Do you happen to know what the difference is between /pænts/ and /pæns/ or /faɪ.næns/ and /faɪ.nænts/? Whenever I look up the IPA of of words like these, ending in either /-ns/ or /-nts/, they seem to fit with the actual spelling of the word. For example, finance doesn't have a T in it, so the IPA shows /faɪ.næns/, and pants does, so therefore you get /pænts/. In my mind, (I'm from Massachusetts, USA) I don't hear or make any sort of difference between the two. I feel like I always say /ns/, but I could be wrong. I can't seem to find any sound clip online that shows the difference between the two, and I can't really imagine what the difference would be. I feel like putting the /t/ in there would be to cumbersome to do in everyday speech.
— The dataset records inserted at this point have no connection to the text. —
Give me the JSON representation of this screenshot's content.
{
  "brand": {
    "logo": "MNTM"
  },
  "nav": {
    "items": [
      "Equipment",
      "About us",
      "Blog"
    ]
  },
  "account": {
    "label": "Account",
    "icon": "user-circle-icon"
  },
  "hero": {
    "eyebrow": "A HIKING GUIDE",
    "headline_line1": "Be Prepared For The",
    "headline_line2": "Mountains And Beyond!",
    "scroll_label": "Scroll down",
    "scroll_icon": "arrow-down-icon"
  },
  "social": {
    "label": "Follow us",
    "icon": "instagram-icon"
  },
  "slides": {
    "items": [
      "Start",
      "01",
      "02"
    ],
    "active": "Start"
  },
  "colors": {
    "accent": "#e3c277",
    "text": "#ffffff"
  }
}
In my reply I explained that essentially it’s a question of the timing of the articulatory movements. To go smoothly from [n] to [s] you have to release the tongue tip before creating the velic closure (= raising the soft palate). Conversely, if the soft palate movement is completed first (thus preventing nasal escape), before the tongue tip leaves the alveolar ridge, there is a moment during which no air can escape: this is then perceived as [t].
So it all depends on which moves first, the tongue tip or the soft palate. (The cessation of vocal cord vibration can take care of itself.)
I natively make a firm distinction between the two possibilities. My
prince has [ns], my prints has [nts] (or [nʔs]). But I know that many people don’t make any such distinction.
In my experience Americans usually pronounce both words like my prints.
Speakers who have this epenthetic plosive normally do so whenever a nasal is followed by a voiceless fricative within the same syllable. If the nasal and fricative are in different syllables (e.g. inside, uncertain, consider — you have to buy into my views on syllabification here), there is no epenthesis. So Dan can get a model for plain -ns- by considering his consider.